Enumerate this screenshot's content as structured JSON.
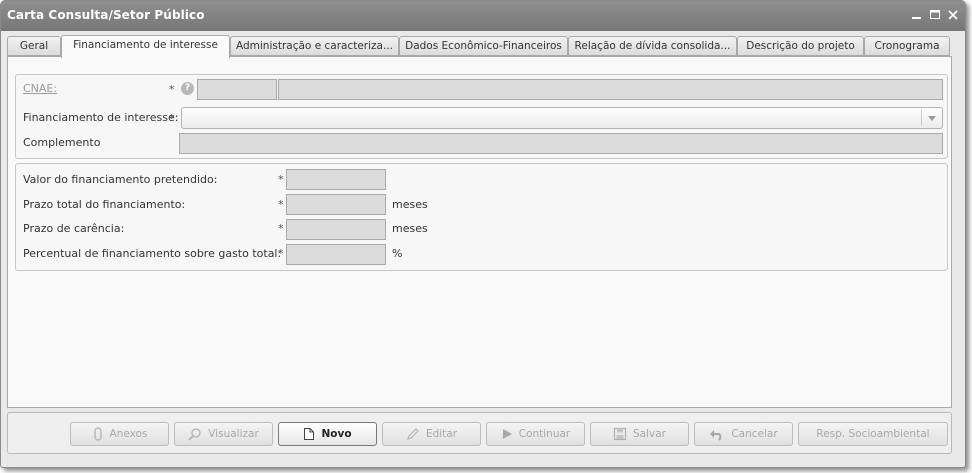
{
  "window": {
    "title": "Carta Consulta/Setor Público"
  },
  "tabs": [
    {
      "label": "Geral"
    },
    {
      "label": "Financiamento de interesse"
    },
    {
      "label": "Administração e caracteriza..."
    },
    {
      "label": "Dados Econômico-Financeiros"
    },
    {
      "label": "Relação de dívida consolida..."
    },
    {
      "label": "Descrição do projeto"
    },
    {
      "label": "Cronograma"
    }
  ],
  "form": {
    "cnae": {
      "label": "CNAE:",
      "required": "*",
      "help": "?",
      "code": "",
      "description": ""
    },
    "financiamento": {
      "label": "Financiamento de interesse:",
      "required": "*",
      "value": ""
    },
    "complemento": {
      "label": "Complemento",
      "value": ""
    }
  },
  "values": {
    "valor": {
      "label": "Valor do financiamento pretendido:",
      "required": "*",
      "value": ""
    },
    "prazo_total": {
      "label": "Prazo total do financiamento:",
      "required": "*",
      "value": "",
      "unit": "meses"
    },
    "prazo_carencia": {
      "label": "Prazo de carência:",
      "required": "*",
      "value": "",
      "unit": "meses"
    },
    "percentual": {
      "label": "Percentual de financiamento sobre gasto total:",
      "required": "*",
      "value": "",
      "unit": "%"
    }
  },
  "buttons": [
    {
      "label": "Anexos",
      "icon": "clip-icon",
      "enabled": false
    },
    {
      "label": "Visualizar",
      "icon": "magnifier-icon",
      "enabled": false
    },
    {
      "label": "Novo",
      "icon": "new-document-icon",
      "enabled": true
    },
    {
      "label": "Editar",
      "icon": "pencil-icon",
      "enabled": false
    },
    {
      "label": "Continuar",
      "icon": "play-icon",
      "enabled": false
    },
    {
      "label": "Salvar",
      "icon": "floppy-icon",
      "enabled": false
    },
    {
      "label": "Cancelar",
      "icon": "undo-icon",
      "enabled": false
    },
    {
      "label": "Resp. Socioambiental",
      "icon": "",
      "enabled": false
    }
  ],
  "colors": {
    "titlebar": "#808080",
    "field_disabled": "#dcdcdc",
    "border": "#a9a9a9"
  }
}
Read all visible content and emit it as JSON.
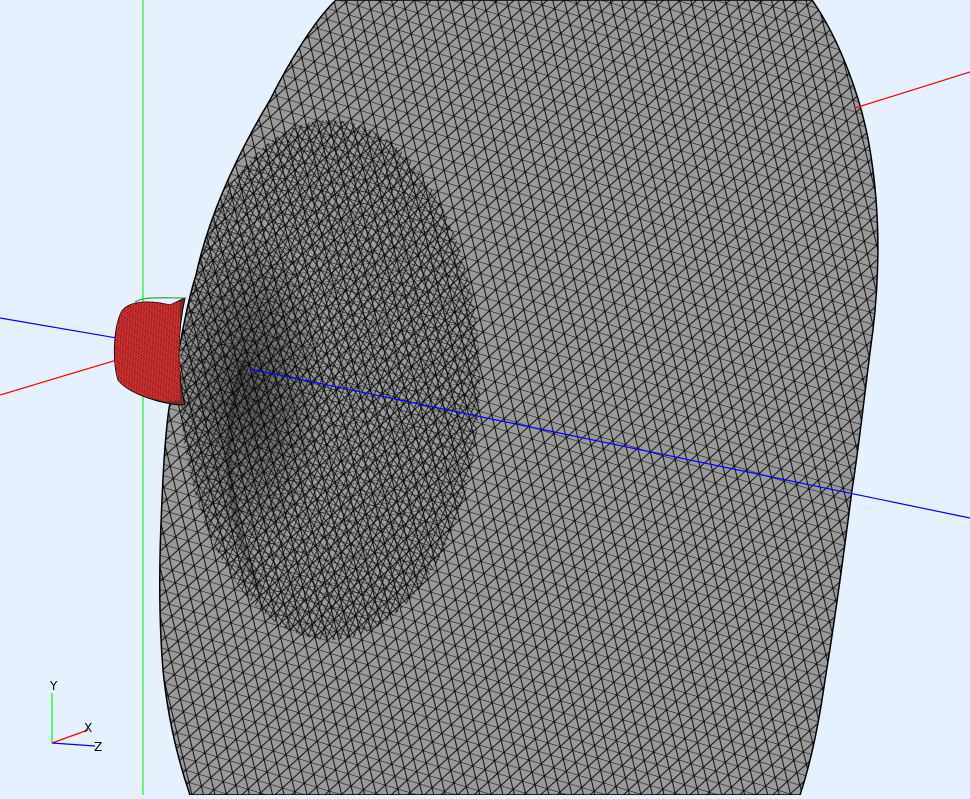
{
  "viewport": {
    "background": "#e6f1ff",
    "mesh_fill": "#9a9a9a",
    "mesh_line": "#000000",
    "throat_fill": "#7a2a2a",
    "throat_line": "#ff2020"
  },
  "axes": {
    "x_color": "#ff0000",
    "y_color": "#00ff00",
    "z_color": "#0000ff"
  },
  "triad": {
    "x_label": "X",
    "y_label": "Y",
    "z_label": "Z"
  }
}
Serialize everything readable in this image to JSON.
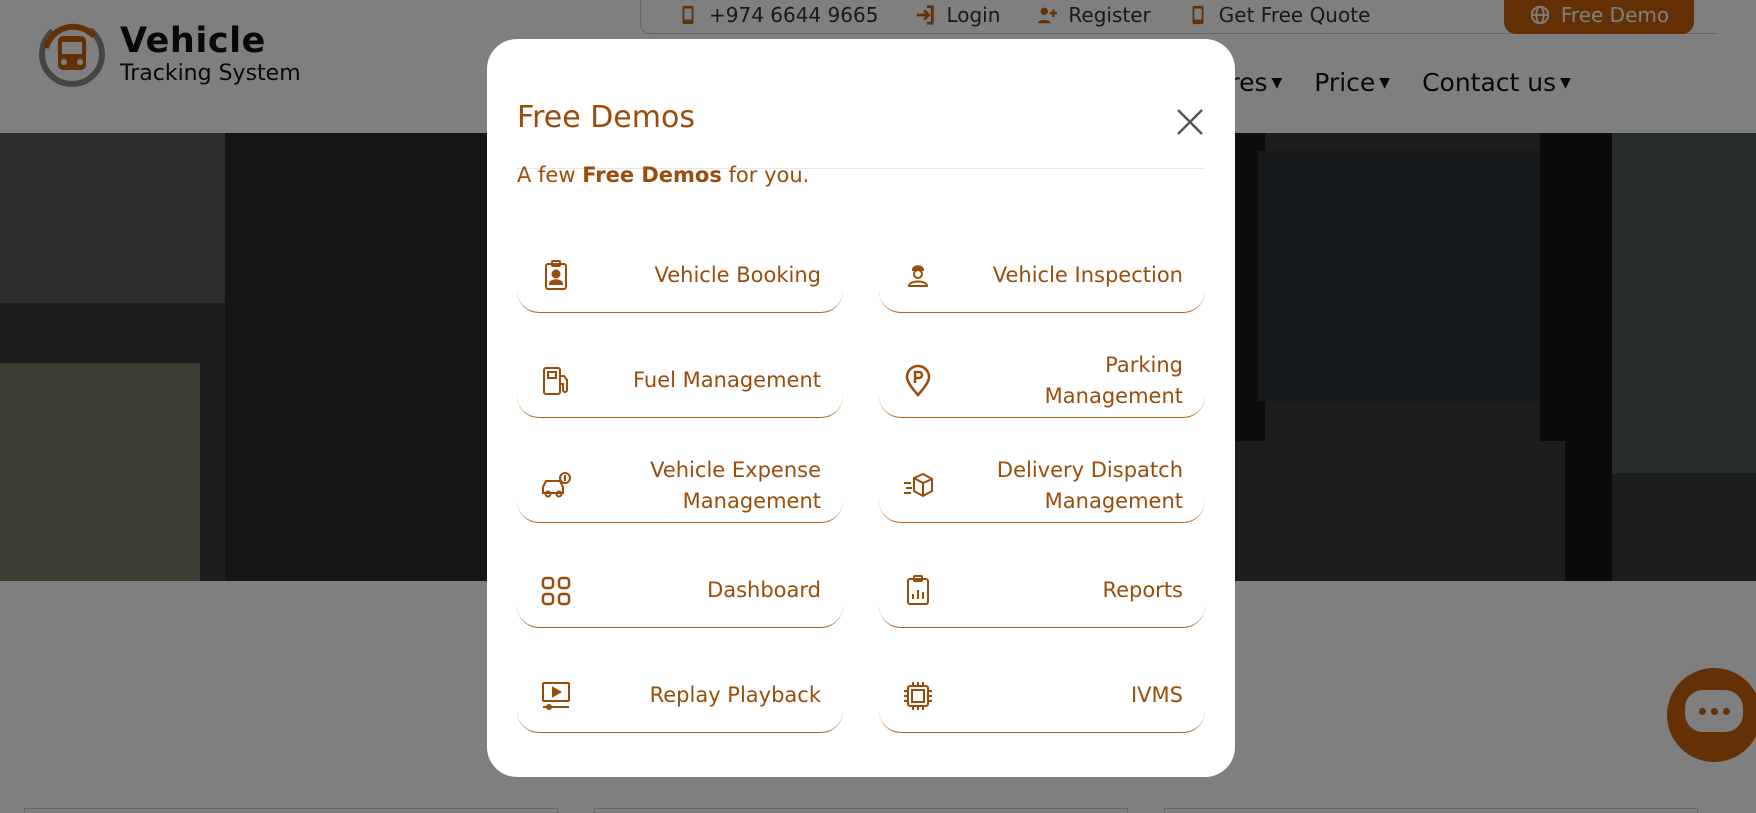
{
  "brand": {
    "title": "Vehicle",
    "subtitle": "Tracking System",
    "accent": "#c8620f",
    "text_accent": "#9a4d0a"
  },
  "topbar": {
    "phone": "+974 6644 9665",
    "login": "Login",
    "register": "Register",
    "quote": "Get Free Quote",
    "demo": "Free Demo"
  },
  "nav": {
    "features": "Features",
    "price": "Price",
    "contact": "Contact us"
  },
  "modal": {
    "title": "Free Demos",
    "intro_prefix": "A few ",
    "intro_bold": "Free Demos",
    "intro_suffix": " for you.",
    "items": [
      {
        "label": "Vehicle Booking",
        "icon": "clipboard-user-icon"
      },
      {
        "label": "Vehicle Inspection",
        "icon": "inspector-icon"
      },
      {
        "label": "Fuel Management",
        "icon": "fuel-pump-icon"
      },
      {
        "label": "Parking Management",
        "icon": "parking-pin-icon"
      },
      {
        "label": "Vehicle Expense Management",
        "icon": "car-dollar-icon"
      },
      {
        "label": "Delivery Dispatch Management",
        "icon": "dispatch-box-icon"
      },
      {
        "label": "Dashboard",
        "icon": "grid-icon"
      },
      {
        "label": "Reports",
        "icon": "report-clipboard-icon"
      },
      {
        "label": "Replay Playback",
        "icon": "playback-screen-icon"
      },
      {
        "label": "IVMS",
        "icon": "chip-icon"
      }
    ]
  }
}
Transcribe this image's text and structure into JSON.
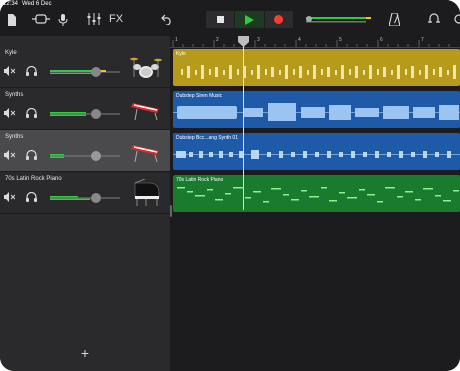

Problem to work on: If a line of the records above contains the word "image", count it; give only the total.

The completed task: 2